As an owner of a small business, Ashleigh Derby has had to make decisions during the COVID-19 pandemic she couldn’t have imagined.
“I would have never thought in a million years I’d have to make these decisions, ever. Let alone in the first year of being open,” said Derby, who owns Dot and Dash Boutique in Cedar Rapids, 420 12th Ave SE.
“Everybody’s businesses are so different. There’s a lot of small businesses that are struggling with decisions and trying to tread lightly and figure out what’s working and what isn’t working.”
On March 26, Gov. Kim Reynolds ordered the closure of retail stores. These restrictions were lifted in Linn County on Friday, May 8. Retail stores across the state are now able to reopen at 50 percent of their maximum occupancy capacity. Soon restaurants, salons and other businesses will be faced with similar decisions on whether or not to reopen after more restrictions are lifted on Friday, May 15.
While the retail restrictions were in place, Derby turned to online sales, using a system she was able to set up about two weeks before she had to close her brick and mortar store. Dot and Dash was shipping orders and allowing curbside, no-contact pick-up.
“But because it was so new, a lot of people didn’t know that I had moved online,” Derby said. “A lot of people don’t even know who I am still. So with 99 percent of my regular business coming from walk-in traffic, it’s really taken a toll on numbers and sales. So that’s been kind of eye-opening. As time has gone on, the word has gotten out a little bit more that I do have an online store, so I’ve been able to at least generate some sales that way.”
Even though she was given the green light to open her doors, Derby has decided to let customers in the store by appointment only, so they feel safe while shopping. Derby said opening by appointment also gives her the ability to take her time cleaning surfaces and ensure that people won’t be standing around waiting for a fitting room.
In addition to cleaning, Derby said she’s wearing a mask and will have hand sanitizer out. She’s recommending that her customers wear masks but is not requiring it. She mentioned that because it is just her and another customer in the store, with no other employees, she will be able to practice social distancing.
To help local businesses with their decision, both Linn County and the City of Cedar Rapids have posted business guidance on their websites. The city’s reopening toolkit includes guidance for a variety of facilities, including retail, entertainment, restaurants and salons.

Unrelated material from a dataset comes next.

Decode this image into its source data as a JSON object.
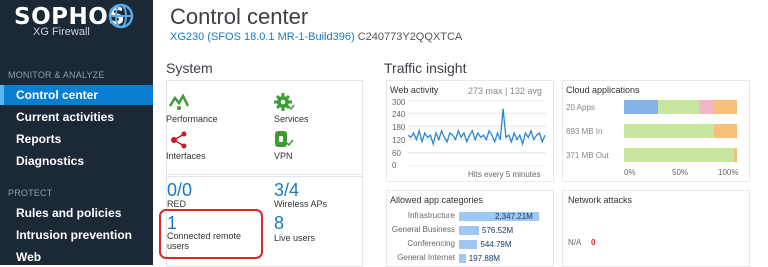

Linn County Public Health’s Clinical Services Supervisor Heather Meador acknowledged the “hard decision” business owners are faced with regarding whether or not to reopen.
“We encourage business owners and organizations to carefully consider their decision to reopen and to not feel pressured if they are not ready,” Meador said during a LCPH press conference last week. “If you decide not to reopen at this time, that is OK. We know that this is a hard decision for many businesses as you look to protect your employees and to protect the public.”
“We want to remind you that reopening does not mean that you no longer need to worry about COVID-19 in the community. We continue to see community spread of COVID-19 in Linn County.”
But reopening is not possible for all local businesses. Della Viti announced earlier this week it will permanently close. The coffee, wine and whiskey bar was located across the street from NewBo City Market.
“The public health emergency declaration, responding to COVID-19, has forced the realization of our worst fears in an already challenging time,” according to the Facebook post. “Conditions now, and for the foreseeable future, make us unable to see a successful path to reopening.”
Other Cedar Rapids businesses have decided to ignore Reynolds’ timeline for reopening, including a barbershop and a fitness center.
KCRG reported that when Custom Fitness reopened last Friday, owner Jason Bailey was letting members walk in and work out whenever they wanted to. Until Friday, May 15, fitness centers can only reopen if they do so by appointment. Starting Friday, they can reopen at 50 percent capacity.
On Tuesday, May 12, Cedar Rapids police issued Bailey a simple misdemeanor citation for a department of health violation. Bailey is expected to make a court appearance on June 25 and could face a fine of up to $625.